A good cure for insanity is to do some gardening. The skirt of a ‘well-dressed woman’ in 1917 should not be as full and wide as last year. And Market Harborough used to have pubs called The Saracen’s Head, The Axe and Cleaver, The Green Dragon, and The Rose and Crown.

Ex Harborough Mail editor John Dilley with a copy of the Market Harborough Advertiser.

Ex Harborough Mail editor John Dilley with a copy of the Market Harborough Advertiser.

All these ‘facts’ are imparted to the readers of February 27, 1917, edition of the Market Harborough Advertiser, along with a plethora of remarkable stories from around the globe – and history.

What is missing, of course, is much mention of The Great War, a conflict now rumbling into its 32nd month with hundreds of local lads either in French trenches or in other exotic parts of the world.

It is, quite clearly, all quiet on the Western Front – and everywhere else for that matter.

But the editor of the Advertiser still has to fill his six pages this week and his readers aren’t disappointed.

Virtually the whole back page is taken up with ‘a talk on old Harborough’ by H G Coales, who uses thousands and thousands of words to describe the town and its environs from prehistoric times onwards.

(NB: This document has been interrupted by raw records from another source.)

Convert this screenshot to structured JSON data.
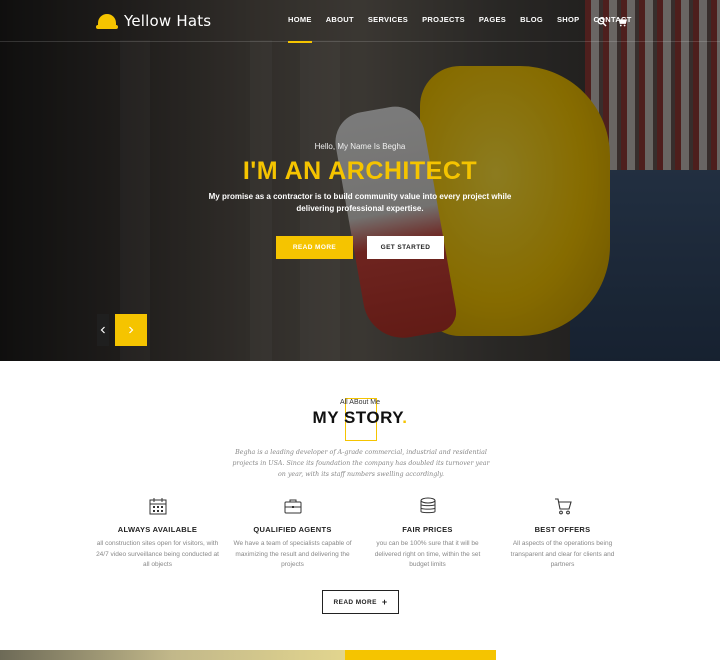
{
  "brand": {
    "name": "Yellow Hats",
    "accent": "#f5c400"
  },
  "nav": {
    "items": [
      "HOME",
      "ABOUT",
      "SERVICES",
      "PROJECTS",
      "PAGES",
      "BLOG",
      "SHOP",
      "CONTACT"
    ],
    "active": "HOME",
    "icons": [
      "search-icon",
      "cart-icon"
    ]
  },
  "hero": {
    "eyebrow": "Hello, My Name Is Begha",
    "title": "I'M AN ARCHITECT",
    "subtitle": "My promise as a contractor is to build community value into every project while delivering professional expertise.",
    "primary_button": "READ MORE",
    "secondary_button": "GET STARTED"
  },
  "story": {
    "eyebrow": "All ABout Me",
    "title": "MY STORY",
    "title_dot": ".",
    "description": "Begha is a leading developer of A-grade commercial, industrial and residential projects in USA. Since its foundation the company has doubled its turnover year on year, with its staff numbers swelling accordingly.",
    "features": [
      {
        "icon": "calendar-icon",
        "title": "ALWAYS AVAILABLE",
        "text": "all construction sites open for visitors, with 24/7 video surveillance being conducted at all objects"
      },
      {
        "icon": "briefcase-icon",
        "title": "QUALIFIED AGENTS",
        "text": "We have a team of specialists capable of maximizing the result and delivering the projects"
      },
      {
        "icon": "database-icon",
        "title": "FAIR PRICES",
        "text": "you can be 100% sure that it will be delivered right on time, within the set budget limits"
      },
      {
        "icon": "cart-icon",
        "title": "BEST OFFERS",
        "text": "All aspects of the operations being transparent and clear for clients and partners"
      }
    ],
    "button": "READ MORE",
    "button_icon": "+"
  }
}
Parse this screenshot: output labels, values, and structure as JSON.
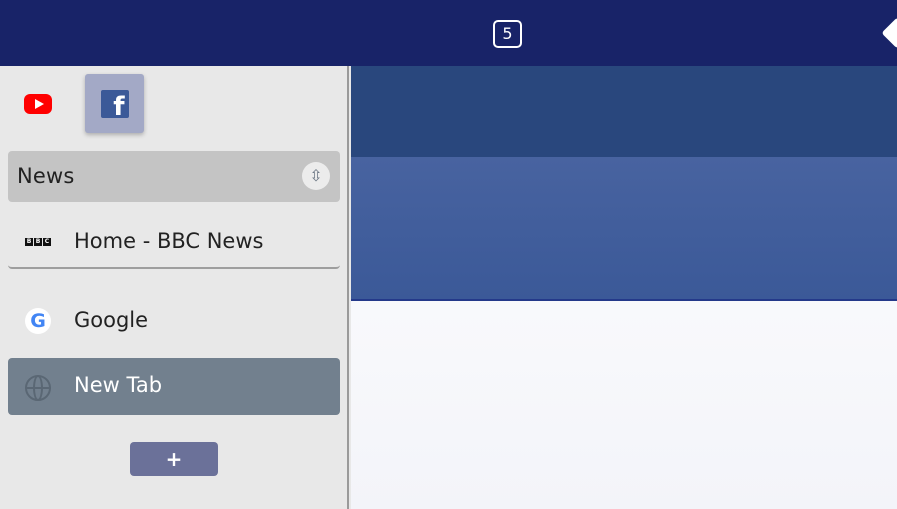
{
  "topbar": {
    "tab_count": "5",
    "colors": {
      "background": "#182368"
    }
  },
  "sidebar": {
    "pinned": [
      {
        "name": "YouTube",
        "icon": "youtube-icon"
      },
      {
        "name": "Facebook",
        "icon": "facebook-icon",
        "active": true
      }
    ],
    "group": {
      "title": "News",
      "toggle_icon": "up-down-arrows-icon"
    },
    "tabs": [
      {
        "label": "Home - BBC News",
        "icon": "bbc-icon"
      },
      {
        "label": "Google",
        "icon": "google-icon"
      },
      {
        "label": "New Tab",
        "icon": "globe-icon",
        "selected": true
      }
    ],
    "add_button": "+"
  },
  "content": {
    "colors": {
      "band_dark": "#29477d",
      "band_light": "#3b5998"
    }
  }
}
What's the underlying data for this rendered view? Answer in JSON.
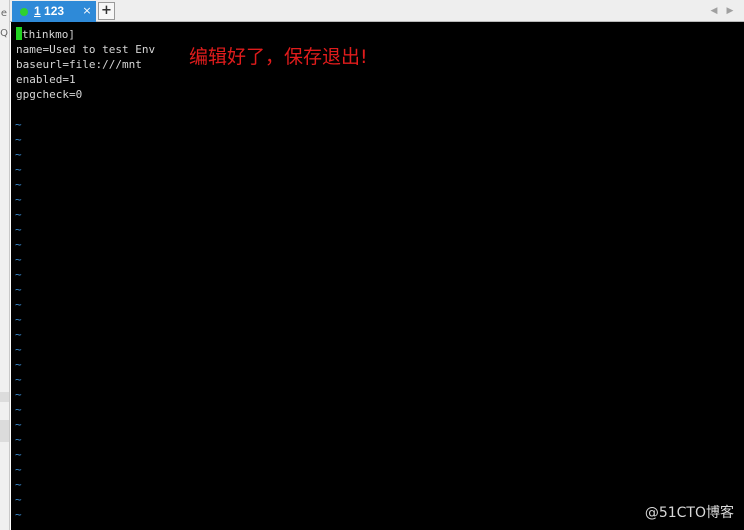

As well as information about the pubs in the town there is mention of street names which have changed: “In a map dated 1776, Church Street is called Little Street; High Street is called Great Street; and part of Adam and Eve Street is called Tripe Alley.

“In 1508 there was a ‘chain bridge’ for foot passengers and a ford for horses at the present Northampton Road crossing of the River Welland.”

On page 3 there is a short story about insanity quoting Dr Oswald, head of the Glasgow Lunatic Asylum, who says: “At the outset of hostilities many cases were arrested through the impelling influence of the war, but time has familiarised that effect and such patients are once more returning to the asylum.”

He concludes: “The greatest good to the disordered mind is to be found work on the land.”

Other eye-catching stories include:

*A young man from King’s Lynn who fell 200ft from a cliff near his home – and survived. “His fall was broken by jutting cliffs and rocks and he was seen to sit up after landing on soft clay.” He was rescued by two fishermen who abseiled down the cliff face ‘by means of ropes’. Not surprisingly, he’s in a critical condition.

*Another astonishing tale of survival came from Swaledale where a sheep was rescued after 38 days buried in a snow drift – and also survived.

*Less lucky was a 45-year- old man who was found dead in his ‘smouldering bed’ in Addlestone in Surrey ‘even though there was no fire in any fireplace in his cottage’.

*And finally a brief story that leaves the 21 st century reader speechless: the Mayor of Stoke Newington inquires: “Would a kind couple like to adopt a baby boy – six weeks old – a healthy youngster?”

There are also two national stories that will prompt debate on the streets of Market Harborough as they have raised controversial views in previous columns of the Advertiser: the Government has given wider powers to councils to establish more allotments and the much-hated ‘summer hours’ introduced last year will continue this year with the clocks going forward an hour on Easter Sunday, April 8.

This column is published every Monday by John Dilley on the Newspapers and the Great War website and will continue until the 100 th anniversary of the final armistice in November 2018.

My fellow researcher and De Montfort University lecturer David Penman is conducting a similar real- time project with the Ashbourne Telegraph. Check out his Great War Reports.